As a journalist, I loved picking up the phone. You never knew who it could be — an anonymous news tip or someone complaining about her kid making the arrest report. I dreamed (oh how I dreamed) it would be an anonymous tip for a big story. It rarely was a big tip. I answered the phone anyway.
I take a similar approached to blogs. Links from one can take me down a rabbit hole or a link might help me find the one big quote I need to hear or the one resource I can't live without — even though I just stumbled upon it.
Today, I wanted to share a writer I met via a random blog post. Last September, I wrote a Thankful Thursday post about Author Jordyn Redwood's Redwood's Medical Edge — Medical Fact for Your Fiction blog. Later, I read this post on Redwood's site: One Brave Cookie: Alice J. Wisler.
Alice shared the story of her son Daniel, who at the age of 4, died of cancer. It's a tough topic to read and at the end I spotted her bio. She's authored four novels. The line that struck me: "In memory of her son, she teaches online grief-writing courses and at conferences across the country."
I wondered, if it could help me write my memoir about my late husband? I visited her website, but was too late for a class under way. A link to her Writing the Heartache Workshop floated around in my email inbox from October to December when I signed up for the course.
It began late January and ended last week. If anything, my efforts to write the vomit draft of the memoir, hindered my full participation in the class. Some days, I felt too drained to think about my assignment.
I completed my homework each week and have three short essays, a letter and one poem. One assignment will show up in my A to Z Challenge posts in April. Another I submitted to The Day, a writing opportunity, shared at Kathy Temean's Writing and Illustrating blog.
The class is low key (you don't read or critique anyone else's work). You read lessons emailed to you. Alice sends feedback about the work you submit — not a critique. The cost is $35. You don't have to be a writer to participate in her class.
This is from Alice's website on the class:
I started this workshop in 2001 for those, like me, who lost a child to death. Others who had a loved one (not a child) die took the course and found it beneficial. Then, those who had suffered wounds in their lives (significant sorrow and losses) participated in the workshop and told me that this course is for anyone who has experienced heartache. The testimonies speak loudly —writing through anguish brings healing, no matter what path you are on.Alice blogs at Writing the Heartache.

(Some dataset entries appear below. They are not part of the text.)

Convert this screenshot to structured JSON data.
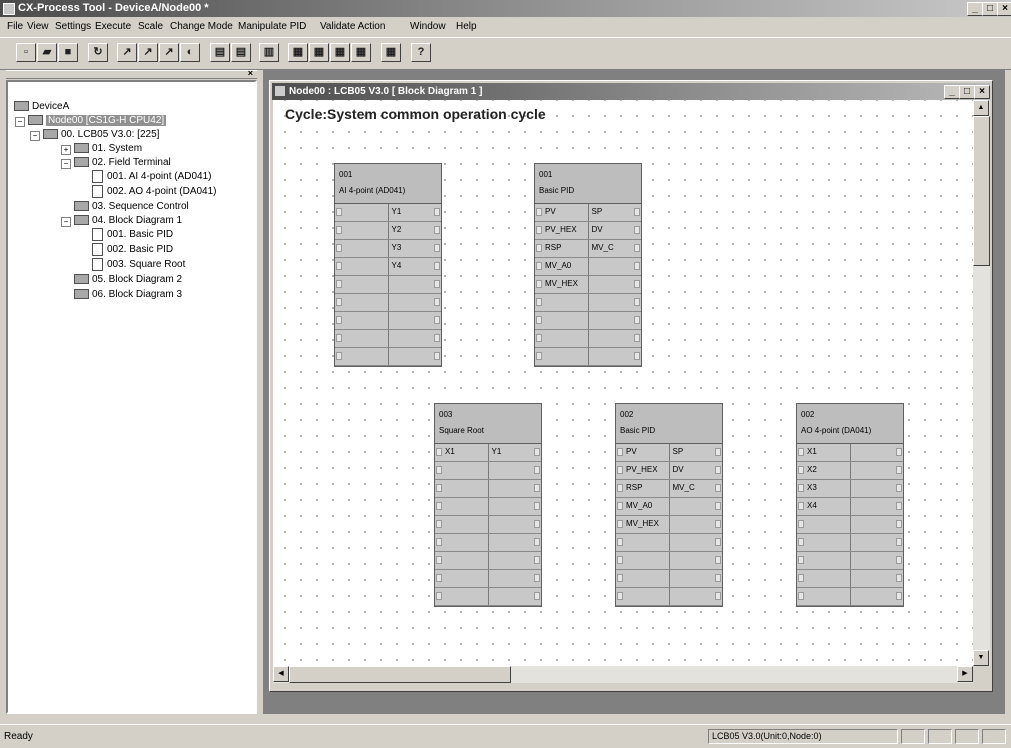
{
  "window": {
    "title": "CX-Process Tool - DeviceA/Node00 *",
    "min": "_",
    "max": "□",
    "close": "×"
  },
  "menu": [
    "File",
    "View",
    "Settings",
    "Execute",
    "Scale",
    "Change Mode",
    "Manipulate PID",
    "Validate Action",
    "Window",
    "Help"
  ],
  "toolbar": {
    "help_label": "?"
  },
  "tree": {
    "items": [
      {
        "label": "DeviceA"
      },
      {
        "label": "Node00 [CS1G-H CPU42]"
      },
      {
        "label": "00. LCB05 V3.0: [225]"
      },
      {
        "label": "01. System"
      },
      {
        "label": "02. Field Terminal"
      },
      {
        "label": "001. AI 4-point (AD041)"
      },
      {
        "label": "002. AO 4-point (DA041)"
      },
      {
        "label": "03. Sequence Control"
      },
      {
        "label": "04. Block Diagram 1"
      },
      {
        "label": "001. Basic PID"
      },
      {
        "label": "002. Basic PID"
      },
      {
        "label": "003. Square Root"
      },
      {
        "label": "05. Block Diagram 2"
      },
      {
        "label": "06. Block Diagram 3"
      }
    ]
  },
  "child": {
    "title": "Node00 : LCB05 V3.0 [ Block Diagram 1 ]",
    "cycle_label": "Cycle:System common operation cycle",
    "min": "_",
    "max": "□",
    "close": "×"
  },
  "blocks": [
    {
      "num": "001",
      "name": "AI 4-point (AD041)",
      "rows": [
        [
          "",
          "Y1"
        ],
        [
          "",
          "Y2"
        ],
        [
          "",
          "Y3"
        ],
        [
          "",
          "Y4"
        ],
        [
          "",
          ""
        ],
        [
          "",
          ""
        ],
        [
          "",
          ""
        ],
        [
          "",
          ""
        ],
        [
          "",
          ""
        ]
      ]
    },
    {
      "num": "001",
      "name": "Basic PID",
      "rows": [
        [
          "PV",
          "SP"
        ],
        [
          "PV_HEX",
          "DV"
        ],
        [
          "RSP",
          "MV_C"
        ],
        [
          "MV_A0",
          ""
        ],
        [
          "MV_HEX",
          ""
        ],
        [
          "",
          ""
        ],
        [
          "",
          ""
        ],
        [
          "",
          ""
        ],
        [
          "",
          ""
        ]
      ]
    },
    {
      "num": "003",
      "name": "Square Root",
      "rows": [
        [
          "X1",
          "Y1"
        ],
        [
          "",
          ""
        ],
        [
          "",
          ""
        ],
        [
          "",
          ""
        ],
        [
          "",
          ""
        ],
        [
          "",
          ""
        ],
        [
          "",
          ""
        ],
        [
          "",
          ""
        ],
        [
          "",
          ""
        ]
      ]
    },
    {
      "num": "002",
      "name": "Basic PID",
      "rows": [
        [
          "PV",
          "SP"
        ],
        [
          "PV_HEX",
          "DV"
        ],
        [
          "RSP",
          "MV_C"
        ],
        [
          "MV_A0",
          ""
        ],
        [
          "MV_HEX",
          ""
        ],
        [
          "",
          ""
        ],
        [
          "",
          ""
        ],
        [
          "",
          ""
        ],
        [
          "",
          ""
        ]
      ]
    },
    {
      "num": "002",
      "name": "AO 4-point (DA041)",
      "rows": [
        [
          "X1",
          ""
        ],
        [
          "X2",
          ""
        ],
        [
          "X3",
          ""
        ],
        [
          "X4",
          ""
        ],
        [
          "",
          ""
        ],
        [
          "",
          ""
        ],
        [
          "",
          ""
        ],
        [
          "",
          ""
        ],
        [
          "",
          ""
        ]
      ]
    }
  ],
  "status": {
    "ready": "Ready",
    "node_info": "LCB05 V3.0(Unit:0,Node:0)"
  }
}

I found the Writing the Heartache workshop through one of those rabbit holes I fall into while online. I'm grateful I had time that day to read Alice's post and follow the links.
What secret treasure have you found following links online?